The Front Cover of Issue 125 Features Barbourofelis

Prehistoric Times magazine (spring 2018).

The front cover of Prehistoric Times magazine (issue 125).

Picture Credit: Mike Fredericks/Photograph by Everything Dinosaur

The artwork for the front cover was provided by the talented Spanish, palaeoartist Mauricio Anton and this issue features lots of reader art too.  A special mention to Phil Wilson for a superb depiction of a pair of Carnotaurus causing mayhem and a big dinosaur thumbs-up to Marcus  Burkhardt for highlighting Mesozoic plant life with a beautiful illustration of a cycad (Cycadeoidea family).   Cycads were globally distributed during the Age of Dinosaurs, the contributors to this, the 25th anniversary edition of Prehistoric Times, are also spread world-wide with articles from New Zealanders, residents of Brazil, Englishmen, Canadians and an interview with the American palaeontologist Steve Brusatte, currently based at Edinburgh University (Scotland).

Patagotitan Profiled

The huge Titanosaur Patagotitan (P. mayorum) is profiled in this issue.  Phil Hore does an excellent job on telling the story of one of the largest terrestrial animals known to science, yet another giant from South America.  Look out for the interview with palaeontologist Steve Brusatte, which along with Tracy Lee Ford’s feature on illustrating T. rex is a highlight of this edition.

The Giant Titanosaur Patagotitan Features in Issue 125

Patagotitan mayorum at the American Museum of Natural History (New York).

Titanosaur exhibit (Patagotitan mayorum).

Picture Credit: D. Finnin/American Museum of Natural History

For further information about the magazine and details on how to subscribe to Prehistoric Times: Subscribe to Prehistoric Times Magazine

Silver Jubilee Edition

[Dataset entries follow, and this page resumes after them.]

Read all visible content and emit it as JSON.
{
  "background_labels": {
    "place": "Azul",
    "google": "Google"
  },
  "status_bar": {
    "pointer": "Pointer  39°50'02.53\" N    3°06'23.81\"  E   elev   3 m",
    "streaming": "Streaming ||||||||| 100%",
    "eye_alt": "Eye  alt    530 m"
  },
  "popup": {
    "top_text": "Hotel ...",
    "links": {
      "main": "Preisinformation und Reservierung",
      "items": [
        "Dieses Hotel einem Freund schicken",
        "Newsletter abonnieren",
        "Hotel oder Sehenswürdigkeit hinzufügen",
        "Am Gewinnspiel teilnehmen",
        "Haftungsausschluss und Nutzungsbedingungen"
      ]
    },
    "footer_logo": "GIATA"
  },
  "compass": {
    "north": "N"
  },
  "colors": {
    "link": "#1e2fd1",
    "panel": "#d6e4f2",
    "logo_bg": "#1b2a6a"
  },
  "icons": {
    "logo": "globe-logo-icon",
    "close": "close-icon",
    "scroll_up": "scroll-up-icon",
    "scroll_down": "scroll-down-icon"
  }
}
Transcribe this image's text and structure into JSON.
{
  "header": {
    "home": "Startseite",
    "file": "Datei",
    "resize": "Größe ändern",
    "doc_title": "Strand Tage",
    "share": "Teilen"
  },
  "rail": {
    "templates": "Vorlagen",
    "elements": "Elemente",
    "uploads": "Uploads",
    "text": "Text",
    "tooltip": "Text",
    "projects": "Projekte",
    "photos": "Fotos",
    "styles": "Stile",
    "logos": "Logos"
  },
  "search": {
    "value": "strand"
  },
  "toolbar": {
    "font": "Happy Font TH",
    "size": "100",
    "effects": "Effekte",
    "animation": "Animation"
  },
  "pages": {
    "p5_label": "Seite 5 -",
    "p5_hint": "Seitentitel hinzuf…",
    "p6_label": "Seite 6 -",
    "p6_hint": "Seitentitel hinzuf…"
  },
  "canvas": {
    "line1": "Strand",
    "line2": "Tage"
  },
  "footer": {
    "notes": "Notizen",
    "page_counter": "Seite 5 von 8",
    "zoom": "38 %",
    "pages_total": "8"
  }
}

The spring edition of Prehistoric Times marks twenty-five years of publication.  A lot has happened in palaeontology and dinosaur model making since this magazine first came out in 1993.  Some of these developments are covered in the Mesozoic media section, which includes an excellent review of “The Rise and Fall of the Dinosaurs” penned by Steve Brusatte.  The latest fossil finds and dinosaur discoveries are collated in the “Paleonews” section and there is the first part of a series of articles about prehistoric animals that have featured on stamps by Jon Noad.  British model collector Mike Howgate outlines the origins and the evolution of the Dinocrats range of toys.

Tucking in to Prehistoric Times

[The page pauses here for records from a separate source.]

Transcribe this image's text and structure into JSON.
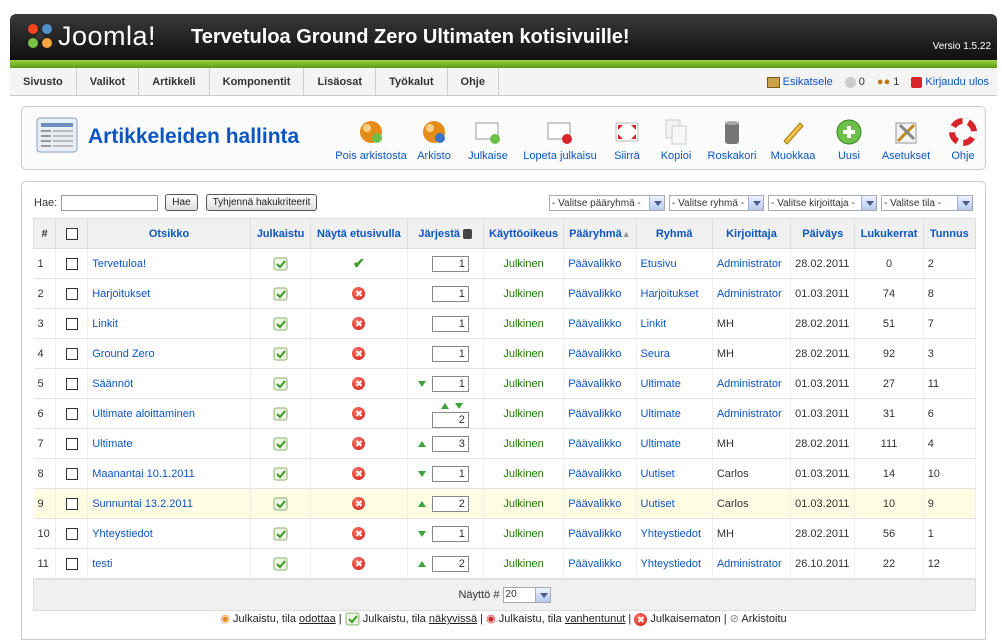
{
  "header": {
    "logo": "Joomla!",
    "title": "Tervetuloa Ground Zero Ultimaten kotisivuille!",
    "version": "Versio 1.5.22"
  },
  "menu": [
    "Sivusto",
    "Valikot",
    "Artikkeli",
    "Komponentit",
    "Lisäosat",
    "Työkalut",
    "Ohje"
  ],
  "status": {
    "preview": "Esikatsele",
    "messages": "0",
    "users": "1",
    "logout": "Kirjaudu ulos"
  },
  "toolbar": {
    "title": "Artikkeleiden hallinta",
    "buttons": [
      "Pois arkistosta",
      "Arkisto",
      "Julkaise",
      "Lopeta julkaisu",
      "Siirrä",
      "Kopioi",
      "Roskakori",
      "Muokkaa",
      "Uusi",
      "Asetukset",
      "Ohje"
    ]
  },
  "filter": {
    "label": "Hae:",
    "search_value": "",
    "go": "Hae",
    "reset": "Tyhjennä hakukriteerit"
  },
  "selects": [
    "- Valitse pääryhmä -",
    "- Valitse ryhmä -",
    "- Valitse kirjoittaja -",
    "- Valitse tila -"
  ],
  "columns": [
    "#",
    "",
    "Otsikko",
    "Julkaistu",
    "Näytä etusivulla",
    "Järjestä",
    "Käyttöoikeus",
    "Pääryhmä",
    "Ryhmä",
    "Kirjoittaja",
    "Päiväys",
    "Lukukerrat",
    "Tunnus"
  ],
  "rows": [
    {
      "n": "1",
      "title": "Tervetuloa!",
      "front": "yes",
      "up": false,
      "down": false,
      "order": "1",
      "access": "Julkinen",
      "section": "Päävalikko",
      "category": "Etusivu",
      "author": "Administrator",
      "date": "28.02.2011",
      "hits": "0",
      "id": "2"
    },
    {
      "n": "2",
      "title": "Harjoitukset",
      "front": "no",
      "up": false,
      "down": false,
      "order": "1",
      "access": "Julkinen",
      "section": "Päävalikko",
      "category": "Harjoitukset",
      "author": "Administrator",
      "date": "01.03.2011",
      "hits": "74",
      "id": "8"
    },
    {
      "n": "3",
      "title": "Linkit",
      "front": "no",
      "up": false,
      "down": false,
      "order": "1",
      "access": "Julkinen",
      "section": "Päävalikko",
      "category": "Linkit",
      "author": "MH",
      "date": "28.02.2011",
      "hits": "51",
      "id": "7"
    },
    {
      "n": "4",
      "title": "Ground Zero",
      "front": "no",
      "up": false,
      "down": false,
      "order": "1",
      "access": "Julkinen",
      "section": "Päävalikko",
      "category": "Seura",
      "author": "MH",
      "date": "28.02.2011",
      "hits": "92",
      "id": "3"
    },
    {
      "n": "5",
      "title": "Säännöt",
      "front": "no",
      "up": false,
      "down": true,
      "order": "1",
      "access": "Julkinen",
      "section": "Päävalikko",
      "category": "Ultimate",
      "author": "Administrator",
      "date": "01.03.2011",
      "hits": "27",
      "id": "11"
    },
    {
      "n": "6",
      "title": "Ultimate aloittaminen",
      "front": "no",
      "up": true,
      "down": true,
      "order": "2",
      "access": "Julkinen",
      "section": "Päävalikko",
      "category": "Ultimate",
      "author": "Administrator",
      "date": "01.03.2011",
      "hits": "31",
      "id": "6"
    },
    {
      "n": "7",
      "title": "Ultimate",
      "front": "no",
      "up": true,
      "down": false,
      "order": "3",
      "access": "Julkinen",
      "section": "Päävalikko",
      "category": "Ultimate",
      "author": "MH",
      "date": "28.02.2011",
      "hits": "111",
      "id": "4"
    },
    {
      "n": "8",
      "title": "Maanantai 10.1.2011",
      "front": "no",
      "up": false,
      "down": true,
      "order": "1",
      "access": "Julkinen",
      "section": "Päävalikko",
      "category": "Uutiset",
      "author": "Carlos",
      "date": "01.03.2011",
      "hits": "14",
      "id": "10"
    },
    {
      "n": "9",
      "title": "Sunnuntai 13.2.2011",
      "front": "no",
      "up": true,
      "down": false,
      "order": "2",
      "access": "Julkinen",
      "section": "Päävalikko",
      "category": "Uutiset",
      "author": "Carlos",
      "date": "01.03.2011",
      "hits": "10",
      "id": "9"
    },
    {
      "n": "10",
      "title": "Yhteystiedot",
      "front": "no",
      "up": false,
      "down": true,
      "order": "1",
      "access": "Julkinen",
      "section": "Päävalikko",
      "category": "Yhteystiedot",
      "author": "MH",
      "date": "28.02.2011",
      "hits": "56",
      "id": "1"
    },
    {
      "n": "11",
      "title": "testi",
      "front": "no",
      "up": true,
      "down": false,
      "order": "2",
      "access": "Julkinen",
      "section": "Päävalikko",
      "category": "Yhteystiedot",
      "author": "Administrator",
      "date": "26.10.2011",
      "hits": "22",
      "id": "12"
    }
  ],
  "pagination": {
    "label": "Näyttö #",
    "value": "20"
  },
  "legend": {
    "pending_pre": "Julkaistu, tila ",
    "pending": "odottaa",
    "current_pre": "Julkaistu, tila ",
    "current": "näkyvissä",
    "expired_pre": "Julkaistu, tila ",
    "expired": "vanhentunut",
    "unpublished": "Julkaisematon",
    "archived": "Arkistoitu"
  }
}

The first edition of "Prehistoric Times".

Subscribe to “Prehistoric Times”.

Picture Credit: © 2018 Studiocanal S.A.S. and The British Film Institute

As always, this issue of the magazine is jam-packed with lots of fantastic articles, illustrations, news and features.  A spokesperson from Everything Dinosaur commented on the silver jubilee of Prehistoric Times.

“Our congratulations to everyone who has contributed to Prehistoric Times magazine.  We are looking forward to reading the 50th year anniversary issue.”

Load More Posts